standard for maliciousness and frivolity would be higher than simply losing a
case, just as it is now. The only difference is that it would be a rational standard rather than a formal one.
There is much subjectivity and discretion now involved in issuing citations, indictments, arrest warrants anyway. That subjectivity and discretion are merely camouflaged, not prevented or eliminated, by surrounding them with formal procedures and policies.
The popularity of the program Law and Order is, I think, in large measure because it tries to make the investigation of crimes, the arrest of suspects, and their ensuing prosecution, conviction, and punishment conform to our moral sense of right and wrong. It seems to me that the whole legal procedure would be easier and more conforming to moral justice if cases were argued on the moral issues and evidence in the first place, rather than having a set of laws and rules that one tries to make give the morally correct result. Law only works insofar as it is perceived to be fair and reasonable in the first place. We should not let bad laws, bad rules, and bad results be justified because the good laws and rules often yield good results and thus lend an undeserved respect to the system as a whole. It would, I argue, be much better for opposing attorneys or advocates to be able to give whatever rational moral arguments they wish for any case or issue, rather than their having to argue on the basis of formal laws and rules that may or may not conform to our sense of moral justice in particular instances in the first place.
Safeguards, of course, would need to be in
place to prevent
“Turkish prisons” and overzealous or abusive police and prosecutors,
believe that can be done, and, as with any other crime or wrong, I
believe it can be done better and
more easily in a moral justice system based on principle and reason
than in a
formal legal one based on rules and laws passed by majorities who may
not be sensitive to the needs of some or who might have
in mind possibly quite different from what might occur in particular
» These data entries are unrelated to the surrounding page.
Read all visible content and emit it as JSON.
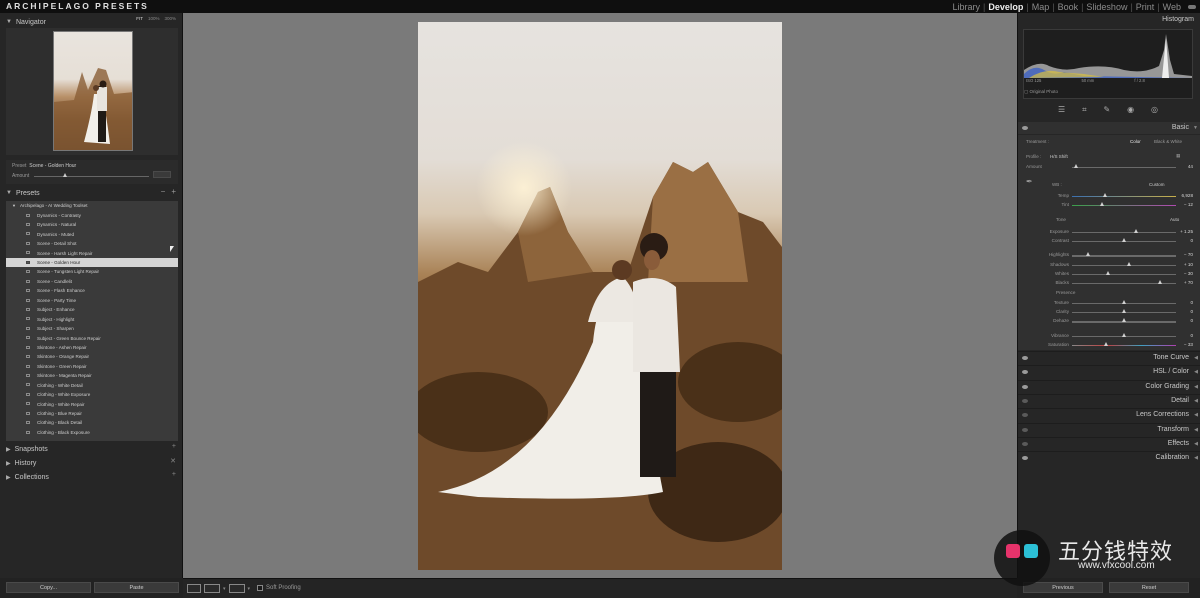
{
  "brand": "ARCHIPELAGO PRESETS",
  "modules": [
    "Library",
    "Develop",
    "Map",
    "Book",
    "Slideshow",
    "Print",
    "Web"
  ],
  "active_module": "Develop",
  "navigator": {
    "title": "Navigator",
    "zoom": [
      "FIT",
      "100%",
      "300%"
    ]
  },
  "preset_info": {
    "preset_label": "Preset",
    "preset_value": "Scene - Golden Hour",
    "amount_label": "Amount"
  },
  "presets": {
    "title": "Presets",
    "group": "Archipelago - AI Wedding Toolset",
    "items": [
      "Dynamics - Contrasty",
      "Dynamics - Natural",
      "Dynamics - Muted",
      "Scene - Detail Shot",
      "Scene - Harsh Light Repair",
      "Scene - Golden Hour",
      "Scene - Tungsten Light Repair",
      "Scene - Candlelit",
      "Scene - Flash Enhance",
      "Scene - Party Time",
      "Subject - Enhance",
      "Subject - Highlight",
      "Subject - Sharpen",
      "Subject - Green Bounce Repair",
      "Skintone - Ashen Repair",
      "Skintone - Orange Repair",
      "Skintone - Green Repair",
      "Skintone - Magenta Repair",
      "Clothing - White Detail",
      "Clothing - White Exposure",
      "Clothing - White Repair",
      "Clothing - Blue Repair",
      "Clothing - Black Detail",
      "Clothing - Black Exposure"
    ],
    "selected_index": 5
  },
  "left_sections": [
    "Snapshots",
    "History",
    "Collections"
  ],
  "histogram": {
    "title": "Histogram",
    "iso": "ISO 125",
    "focal": "50 mm",
    "aperture": "f / 2.8",
    "original_photo": "Original Photo"
  },
  "basic": {
    "title": "Basic",
    "treatment_label": "Treatment :",
    "treatment_color": "Color",
    "treatment_bw": "Black & White",
    "profile_label": "Profile :",
    "profile_value": "H/S Shift",
    "amount_label": "Amount",
    "amount_value": "44",
    "wb_label": "WB :",
    "wb_value": "Custom",
    "temp_label": "Temp",
    "temp_value": "6,928",
    "tint_label": "Tint",
    "tint_value": "− 12",
    "tone_label": "Tone",
    "tone_auto": "Auto",
    "sliders_tone": [
      {
        "label": "Exposure",
        "value": "+ 1.25",
        "pos": 0.62
      },
      {
        "label": "Contrast",
        "value": "0",
        "pos": 0.5
      }
    ],
    "sliders_hl": [
      {
        "label": "Highlights",
        "value": "− 70",
        "pos": 0.15
      },
      {
        "label": "Shadows",
        "value": "+ 10",
        "pos": 0.55
      },
      {
        "label": "Whites",
        "value": "− 30",
        "pos": 0.35
      },
      {
        "label": "Blacks",
        "value": "+ 70",
        "pos": 0.85
      }
    ],
    "presence_label": "Presence",
    "sliders_presence": [
      {
        "label": "Texture",
        "value": "0",
        "pos": 0.5
      },
      {
        "label": "Clarity",
        "value": "0",
        "pos": 0.5
      },
      {
        "label": "Dehaze",
        "value": "0",
        "pos": 0.5
      }
    ],
    "sliders_vib": [
      {
        "label": "Vibrance",
        "value": "0",
        "pos": 0.5
      },
      {
        "label": "Saturation",
        "value": "− 33",
        "pos": 0.33
      }
    ]
  },
  "right_sections": [
    "Tone Curve",
    "HSL / Color",
    "Color Grading",
    "Detail",
    "Lens Corrections",
    "Transform",
    "Effects",
    "Calibration"
  ],
  "bottom": {
    "copy": "Copy...",
    "paste": "Paste",
    "soft_proofing": "Soft Proofing",
    "previous": "Previous",
    "reset": "Reset"
  },
  "watermark": {
    "text": "五分钱特效",
    "url": "www.vfxcool.com"
  }
}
cases. Many laws are too wide or too narrow, or just simply
misguided. A system based on reason and principle would help to
prevent miscarriages of justice based on legalism in a formal system.